(Collection entries)
*** Begin section ***
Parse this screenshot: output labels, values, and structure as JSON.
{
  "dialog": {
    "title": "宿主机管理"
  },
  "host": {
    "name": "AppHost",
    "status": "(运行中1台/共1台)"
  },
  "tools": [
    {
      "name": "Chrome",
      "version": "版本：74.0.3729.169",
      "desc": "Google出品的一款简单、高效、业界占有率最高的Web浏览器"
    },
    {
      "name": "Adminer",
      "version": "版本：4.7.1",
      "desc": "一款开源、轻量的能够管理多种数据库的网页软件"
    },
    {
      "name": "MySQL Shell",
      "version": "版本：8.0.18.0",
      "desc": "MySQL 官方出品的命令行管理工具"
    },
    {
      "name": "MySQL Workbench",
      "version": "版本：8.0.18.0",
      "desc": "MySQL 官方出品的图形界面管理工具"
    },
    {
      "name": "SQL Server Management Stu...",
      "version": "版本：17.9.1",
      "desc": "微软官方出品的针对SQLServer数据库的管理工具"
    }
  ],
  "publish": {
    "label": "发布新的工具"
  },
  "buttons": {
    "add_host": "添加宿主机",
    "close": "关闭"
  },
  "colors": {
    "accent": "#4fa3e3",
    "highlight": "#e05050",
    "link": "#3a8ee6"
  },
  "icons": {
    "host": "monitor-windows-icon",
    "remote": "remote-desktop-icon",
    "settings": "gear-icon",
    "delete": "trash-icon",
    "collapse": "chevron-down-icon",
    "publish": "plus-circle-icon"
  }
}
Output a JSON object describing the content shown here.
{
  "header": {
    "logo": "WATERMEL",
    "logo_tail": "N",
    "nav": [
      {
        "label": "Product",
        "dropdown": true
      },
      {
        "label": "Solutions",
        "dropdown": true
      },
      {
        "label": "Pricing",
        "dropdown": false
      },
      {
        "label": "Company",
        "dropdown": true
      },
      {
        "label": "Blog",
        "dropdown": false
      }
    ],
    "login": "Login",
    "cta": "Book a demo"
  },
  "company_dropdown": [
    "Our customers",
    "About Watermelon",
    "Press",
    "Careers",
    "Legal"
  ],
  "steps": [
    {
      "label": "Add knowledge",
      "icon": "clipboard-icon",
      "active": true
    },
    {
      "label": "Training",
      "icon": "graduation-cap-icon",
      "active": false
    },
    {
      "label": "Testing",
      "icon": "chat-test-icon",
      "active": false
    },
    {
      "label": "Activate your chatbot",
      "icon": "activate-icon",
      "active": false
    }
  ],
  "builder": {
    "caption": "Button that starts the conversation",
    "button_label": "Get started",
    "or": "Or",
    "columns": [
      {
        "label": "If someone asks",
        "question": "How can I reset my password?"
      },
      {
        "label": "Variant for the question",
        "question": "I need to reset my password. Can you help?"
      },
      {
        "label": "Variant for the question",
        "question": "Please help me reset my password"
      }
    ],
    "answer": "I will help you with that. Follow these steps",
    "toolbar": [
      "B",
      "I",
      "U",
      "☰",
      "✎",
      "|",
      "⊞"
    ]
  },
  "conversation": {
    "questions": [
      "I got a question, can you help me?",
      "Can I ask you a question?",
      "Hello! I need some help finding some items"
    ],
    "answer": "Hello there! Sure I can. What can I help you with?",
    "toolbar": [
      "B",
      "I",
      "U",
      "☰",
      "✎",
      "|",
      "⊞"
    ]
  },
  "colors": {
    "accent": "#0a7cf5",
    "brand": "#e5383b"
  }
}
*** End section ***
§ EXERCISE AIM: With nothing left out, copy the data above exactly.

§ RESPONSE BOX:
Parse this screenshot: output labels, values, and structure as JSON.
{
  "dialog": {
    "title": "宿主机管理"
  },
  "host": {
    "name": "AppHost",
    "status": "(运行中1台/共1台)"
  },
  "tools": [
    {
      "name": "Chrome",
      "version": "版本：74.0.3729.169",
      "desc": "Google出品的一款简单、高效、业界占有率最高的Web浏览器"
    },
    {
      "name": "Adminer",
      "version": "版本：4.7.1",
      "desc": "一款开源、轻量的能够管理多种数据库的网页软件"
    },
    {
      "name": "MySQL Shell",
      "version": "版本：8.0.18.0",
      "desc": "MySQL 官方出品的命令行管理工具"
    },
    {
      "name": "MySQL Workbench",
      "version": "版本：8.0.18.0",
      "desc": "MySQL 官方出品的图形界面管理工具"
    },
    {
      "name": "SQL Server Management Stu...",
      "version": "版本：17.9.1",
      "desc": "微软官方出品的针对SQLServer数据库的管理工具"
    }
  ],
  "publish": {
    "label": "发布新的工具"
  },
  "buttons": {
    "add_host": "添加宿主机",
    "close": "关闭"
  },
  "colors": {
    "accent": "#4fa3e3",
    "highlight": "#e05050",
    "link": "#3a8ee6"
  },
  "icons": {
    "host": "monitor-windows-icon",
    "remote": "remote-desktop-icon",
    "settings": "gear-icon",
    "delete": "trash-icon",
    "collapse": "chevron-down-icon",
    "publish": "plus-circle-icon"
  }
}
Output a JSON object describing the content shown here.
{
  "header": {
    "logo": "WATERMEL",
    "logo_tail": "N",
    "nav": [
      {
        "label": "Product",
        "dropdown": true
      },
      {
        "label": "Solutions",
        "dropdown": true
      },
      {
        "label": "Pricing",
        "dropdown": false
      },
      {
        "label": "Company",
        "dropdown": true
      },
      {
        "label": "Blog",
        "dropdown": false
      }
    ],
    "login": "Login",
    "cta": "Book a demo"
  },
  "company_dropdown": [
    "Our customers",
    "About Watermelon",
    "Press",
    "Careers",
    "Legal"
  ],
  "steps": [
    {
      "label": "Add knowledge",
      "icon": "clipboard-icon",
      "active": true
    },
    {
      "label": "Training",
      "icon": "graduation-cap-icon",
      "active": false
    },
    {
      "label": "Testing",
      "icon": "chat-test-icon",
      "active": false
    },
    {
      "label": "Activate your chatbot",
      "icon": "activate-icon",
      "active": false
    }
  ],
  "builder": {
    "caption": "Button that starts the conversation",
    "button_label": "Get started",
    "or": "Or",
    "columns": [
      {
        "label": "If someone asks",
        "question": "How can I reset my password?"
      },
      {
        "label": "Variant for the question",
        "question": "I need to reset my password. Can you help?"
      },
      {
        "label": "Variant for the question",
        "question": "Please help me reset my password"
      }
    ],
    "answer": "I will help you with that. Follow these steps",
    "toolbar": [
      "B",
      "I",
      "U",
      "☰",
      "✎",
      "|",
      "⊞"
    ]
  },
  "conversation": {
    "questions": [
      "I got a question, can you help me?",
      "Can I ask you a question?",
      "Hello! I need some help finding some items"
    ],
    "answer": "Hello there! Sure I can. What can I help you with?",
    "toolbar": [
      "B",
      "I",
      "U",
      "☰",
      "✎",
      "|",
      "⊞"
    ]
  },
  "colors": {
    "accent": "#0a7cf5",
    "brand": "#e5383b"
  }
}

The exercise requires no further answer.